New sources of gas from the US and central Asia have become available, gas prices have halved and there is no shortage of supplies in Europe or across the world.

European demand for gas has also proved much lower than predicted.

In addition, over the last five years the cost of energy from solar and wind power has halved, and this diversity protects our energy security.

Shale gas in the US can be cheaply extracted from vast reservoirs such as the Marcellus field and the Permian Basin. However, the geology of Britain is very different and shale fields are small and scattered, making fracking much less productive and more expensive.
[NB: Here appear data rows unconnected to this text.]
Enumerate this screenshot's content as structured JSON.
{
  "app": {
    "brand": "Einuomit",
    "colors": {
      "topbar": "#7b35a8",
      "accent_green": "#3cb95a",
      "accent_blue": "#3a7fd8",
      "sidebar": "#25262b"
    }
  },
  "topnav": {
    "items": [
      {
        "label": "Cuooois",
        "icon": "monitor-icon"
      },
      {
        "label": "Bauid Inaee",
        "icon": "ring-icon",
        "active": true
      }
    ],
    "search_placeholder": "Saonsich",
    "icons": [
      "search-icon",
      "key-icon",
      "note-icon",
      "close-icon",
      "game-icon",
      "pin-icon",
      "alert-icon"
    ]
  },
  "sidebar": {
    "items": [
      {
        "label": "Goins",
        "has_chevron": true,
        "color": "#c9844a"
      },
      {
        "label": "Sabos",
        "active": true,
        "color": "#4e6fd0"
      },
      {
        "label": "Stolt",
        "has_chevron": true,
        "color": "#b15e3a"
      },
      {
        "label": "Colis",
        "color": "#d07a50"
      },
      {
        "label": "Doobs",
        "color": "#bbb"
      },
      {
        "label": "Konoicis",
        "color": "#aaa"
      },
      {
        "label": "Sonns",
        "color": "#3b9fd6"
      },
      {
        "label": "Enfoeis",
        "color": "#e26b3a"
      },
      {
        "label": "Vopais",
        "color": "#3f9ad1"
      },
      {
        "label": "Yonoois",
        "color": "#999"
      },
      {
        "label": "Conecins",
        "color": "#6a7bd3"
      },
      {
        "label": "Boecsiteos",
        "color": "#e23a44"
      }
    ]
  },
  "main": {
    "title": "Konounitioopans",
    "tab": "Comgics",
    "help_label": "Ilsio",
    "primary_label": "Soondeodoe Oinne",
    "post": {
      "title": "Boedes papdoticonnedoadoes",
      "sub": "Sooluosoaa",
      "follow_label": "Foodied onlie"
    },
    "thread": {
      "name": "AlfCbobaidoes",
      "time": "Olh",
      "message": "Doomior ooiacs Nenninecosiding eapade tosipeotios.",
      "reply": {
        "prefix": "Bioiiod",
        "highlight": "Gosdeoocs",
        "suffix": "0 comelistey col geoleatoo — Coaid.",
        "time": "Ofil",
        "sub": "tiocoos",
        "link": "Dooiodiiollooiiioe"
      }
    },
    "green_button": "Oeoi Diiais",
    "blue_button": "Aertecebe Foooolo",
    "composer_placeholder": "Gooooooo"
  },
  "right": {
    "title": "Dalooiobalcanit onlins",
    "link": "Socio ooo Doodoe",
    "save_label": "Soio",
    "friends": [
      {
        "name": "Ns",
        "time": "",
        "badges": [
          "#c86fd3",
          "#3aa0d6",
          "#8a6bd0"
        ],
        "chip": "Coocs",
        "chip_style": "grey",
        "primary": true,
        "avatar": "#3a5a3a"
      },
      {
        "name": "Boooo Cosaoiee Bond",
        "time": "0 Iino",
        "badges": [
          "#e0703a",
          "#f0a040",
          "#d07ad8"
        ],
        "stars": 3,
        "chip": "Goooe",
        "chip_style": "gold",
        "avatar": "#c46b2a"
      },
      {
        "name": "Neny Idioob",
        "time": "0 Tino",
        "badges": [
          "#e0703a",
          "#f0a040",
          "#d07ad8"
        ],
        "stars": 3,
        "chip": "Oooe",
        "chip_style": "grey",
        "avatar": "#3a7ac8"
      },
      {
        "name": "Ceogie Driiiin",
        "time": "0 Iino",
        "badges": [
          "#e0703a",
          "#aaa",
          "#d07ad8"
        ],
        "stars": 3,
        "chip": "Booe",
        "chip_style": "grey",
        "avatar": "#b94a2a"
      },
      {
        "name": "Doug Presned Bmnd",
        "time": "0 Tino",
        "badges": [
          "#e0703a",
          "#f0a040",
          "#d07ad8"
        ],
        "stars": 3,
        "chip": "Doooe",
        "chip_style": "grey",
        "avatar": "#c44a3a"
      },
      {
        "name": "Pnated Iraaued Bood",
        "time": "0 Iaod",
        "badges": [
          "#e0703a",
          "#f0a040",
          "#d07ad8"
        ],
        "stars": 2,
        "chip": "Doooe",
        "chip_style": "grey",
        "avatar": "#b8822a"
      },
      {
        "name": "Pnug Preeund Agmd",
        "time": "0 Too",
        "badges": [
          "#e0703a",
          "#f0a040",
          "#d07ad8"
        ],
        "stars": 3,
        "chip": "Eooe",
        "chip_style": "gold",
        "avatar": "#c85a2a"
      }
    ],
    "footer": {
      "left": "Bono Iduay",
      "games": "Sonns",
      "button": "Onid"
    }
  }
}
The capital expenditure required even to begin drilling operations, together with the much lower likelihood of success, makes fracking in Britain barely economically viable – especially when it has to compete with falling energy prices. Yet, despite these hard facts and against the will of local communities, the Government remains in the pocket of the fracking industry.

Manchester has joined London, Leeds, Wakefield, Hull and York in opposing fracking. Scotland and Wales already have moratoriums in place.

Please tell your local MP that we are supposed to be living in a democracy and we don’t want to be the guinea-pig victims of a gamble that could well backfire.

From: Coun Tim Mickleburgh (Lab), Boulevard Avenue, Grimsby.

IAN Wilson (The Yorkshire Post, January 7) speaks a lot of sense. We have millions of tonnes of coal under our feet which are not being utilised. We could develop this valuable natural resource ourselves, and not be at the mercy of other countries.

I’m not denying there is an environmental argument. But I’m sure that scientists could, if the will, was there make coal less of a pollutant than it used to be. Remember that in the 1980s and before there was a desire to run down coal, partly to destroy the National Union of Mineworkers. So there was no incentive to develop the product back then.

Using our own coal means less importing of energy, with all its environmental costs.

The same applies to other countries with their home-grown mining industries.